Neocybernetics in biological systems
, 2006
"... This report summarizes ten levels of abstraction that together span the continuum from the most elementary to the most general levels when modeling biological systems. It is shown how the neocybernetic principles can be seen as the key to reaching a holistic view of complex processes in general. Pre ..."
Abstract

Cited by 4 (3 self)
 Add to MetaCart
This report summarizes ten levels of abstraction that together span the continuum from the most elementary to the most general levels when modeling biological systems. It is shown how the neocybernetic principles can be seen as the key to reaching a holistic view of complex processes in general. Preface Concrete examples help to understand complex systems. In this report, the key point is to illustrate the basic mechanisms and properties of neocybernetic system models. Good visualizations are certainly needed. It is biological systems, or living systems, that are perhaps the most characteristic examples of cybernetic systems. This intuition is extended here to natural systems in general — indeed, it is all other than manmade ones that seem to be cybernetic. The word “biological ” in the title should be interpreted as “biological ” — referring to general studies of any living systems, independent of the phenosphere. Starting from the concrete examples, connections to more abstract systems are found, and the discussions become more and more allembracing in this text. However, the neocybernetic model framework still makes it possible to conceptually master the complexity.
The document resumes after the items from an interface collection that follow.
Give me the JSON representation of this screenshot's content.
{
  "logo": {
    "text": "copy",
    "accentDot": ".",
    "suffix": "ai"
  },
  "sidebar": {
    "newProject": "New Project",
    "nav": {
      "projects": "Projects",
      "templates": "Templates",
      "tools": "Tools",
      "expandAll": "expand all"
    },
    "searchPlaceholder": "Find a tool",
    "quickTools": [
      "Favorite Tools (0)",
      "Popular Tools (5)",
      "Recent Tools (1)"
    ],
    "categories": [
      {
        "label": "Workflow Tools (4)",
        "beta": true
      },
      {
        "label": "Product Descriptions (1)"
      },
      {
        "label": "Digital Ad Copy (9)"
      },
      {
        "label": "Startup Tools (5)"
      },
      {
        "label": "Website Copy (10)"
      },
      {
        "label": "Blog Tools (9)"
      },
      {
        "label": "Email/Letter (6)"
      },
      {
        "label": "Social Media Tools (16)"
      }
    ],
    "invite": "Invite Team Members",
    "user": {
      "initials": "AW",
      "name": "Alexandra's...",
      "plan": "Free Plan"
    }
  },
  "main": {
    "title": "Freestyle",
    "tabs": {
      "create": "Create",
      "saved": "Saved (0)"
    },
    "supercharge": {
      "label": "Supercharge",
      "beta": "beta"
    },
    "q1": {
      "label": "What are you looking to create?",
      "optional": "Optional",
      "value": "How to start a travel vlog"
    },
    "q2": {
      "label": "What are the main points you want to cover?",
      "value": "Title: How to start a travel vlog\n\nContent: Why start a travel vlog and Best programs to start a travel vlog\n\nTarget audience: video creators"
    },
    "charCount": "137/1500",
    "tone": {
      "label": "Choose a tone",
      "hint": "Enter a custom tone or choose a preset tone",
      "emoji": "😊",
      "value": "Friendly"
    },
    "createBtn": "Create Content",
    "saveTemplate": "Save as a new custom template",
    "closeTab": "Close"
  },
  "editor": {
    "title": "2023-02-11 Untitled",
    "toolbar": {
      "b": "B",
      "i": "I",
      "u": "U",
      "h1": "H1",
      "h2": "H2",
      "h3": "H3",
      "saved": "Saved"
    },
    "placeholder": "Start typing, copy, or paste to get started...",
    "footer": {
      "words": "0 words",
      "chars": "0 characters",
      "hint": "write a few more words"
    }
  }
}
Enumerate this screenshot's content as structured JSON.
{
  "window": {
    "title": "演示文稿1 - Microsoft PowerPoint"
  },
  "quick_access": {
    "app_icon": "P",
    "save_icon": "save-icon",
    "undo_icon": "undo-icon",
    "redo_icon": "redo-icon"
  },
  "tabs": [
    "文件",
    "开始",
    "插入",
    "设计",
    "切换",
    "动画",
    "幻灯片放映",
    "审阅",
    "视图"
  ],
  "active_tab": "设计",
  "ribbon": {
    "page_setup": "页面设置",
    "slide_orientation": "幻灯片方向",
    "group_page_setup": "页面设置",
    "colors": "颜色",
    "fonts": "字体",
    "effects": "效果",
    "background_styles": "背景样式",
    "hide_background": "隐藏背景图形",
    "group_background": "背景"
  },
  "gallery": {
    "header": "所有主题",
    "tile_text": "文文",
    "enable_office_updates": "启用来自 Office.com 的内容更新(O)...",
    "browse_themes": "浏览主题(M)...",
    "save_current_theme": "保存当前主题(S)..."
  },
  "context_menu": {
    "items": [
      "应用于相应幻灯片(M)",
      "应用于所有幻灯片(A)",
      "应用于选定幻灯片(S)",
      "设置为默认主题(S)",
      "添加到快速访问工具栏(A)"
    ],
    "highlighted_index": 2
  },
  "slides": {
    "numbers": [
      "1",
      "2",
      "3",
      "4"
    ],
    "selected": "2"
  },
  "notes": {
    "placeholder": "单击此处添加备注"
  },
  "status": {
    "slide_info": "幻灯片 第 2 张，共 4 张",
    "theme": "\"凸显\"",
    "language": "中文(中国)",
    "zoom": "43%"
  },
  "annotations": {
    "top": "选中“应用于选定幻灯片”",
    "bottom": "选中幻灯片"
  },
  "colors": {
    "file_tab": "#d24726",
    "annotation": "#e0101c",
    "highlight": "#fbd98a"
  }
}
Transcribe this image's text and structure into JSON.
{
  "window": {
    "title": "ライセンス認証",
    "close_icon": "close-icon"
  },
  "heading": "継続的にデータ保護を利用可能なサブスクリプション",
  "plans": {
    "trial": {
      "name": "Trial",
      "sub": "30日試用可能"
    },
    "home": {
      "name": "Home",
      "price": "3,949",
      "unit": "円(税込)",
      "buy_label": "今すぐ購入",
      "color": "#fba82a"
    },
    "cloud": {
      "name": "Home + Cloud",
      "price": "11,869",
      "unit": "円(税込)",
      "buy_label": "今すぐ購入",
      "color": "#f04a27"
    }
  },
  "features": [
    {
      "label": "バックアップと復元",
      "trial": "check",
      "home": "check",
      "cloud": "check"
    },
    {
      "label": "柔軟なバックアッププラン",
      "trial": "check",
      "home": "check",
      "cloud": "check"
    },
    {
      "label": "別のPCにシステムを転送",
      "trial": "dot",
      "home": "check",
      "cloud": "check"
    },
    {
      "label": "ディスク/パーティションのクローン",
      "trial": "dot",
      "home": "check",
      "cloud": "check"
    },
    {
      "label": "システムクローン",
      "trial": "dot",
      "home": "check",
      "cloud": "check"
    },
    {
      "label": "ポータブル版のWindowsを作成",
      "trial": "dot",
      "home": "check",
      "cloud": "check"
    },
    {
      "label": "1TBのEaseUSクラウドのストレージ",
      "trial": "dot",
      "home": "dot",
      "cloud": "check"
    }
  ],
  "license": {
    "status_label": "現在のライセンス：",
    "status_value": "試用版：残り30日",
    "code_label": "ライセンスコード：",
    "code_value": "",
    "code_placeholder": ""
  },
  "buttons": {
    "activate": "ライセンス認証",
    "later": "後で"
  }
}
There is more information about neocybernetics available in Internet — also this report is available there in electronic form:
BioMed Central
, 2006
"... A novel approach to phylogenetic tree construction using stochastic optimization and clustering ..."
Abstract

Cited by 4 (2 self)
 Add to MetaCart
A novel approach to phylogenetic tree construction using stochastic optimization and clustering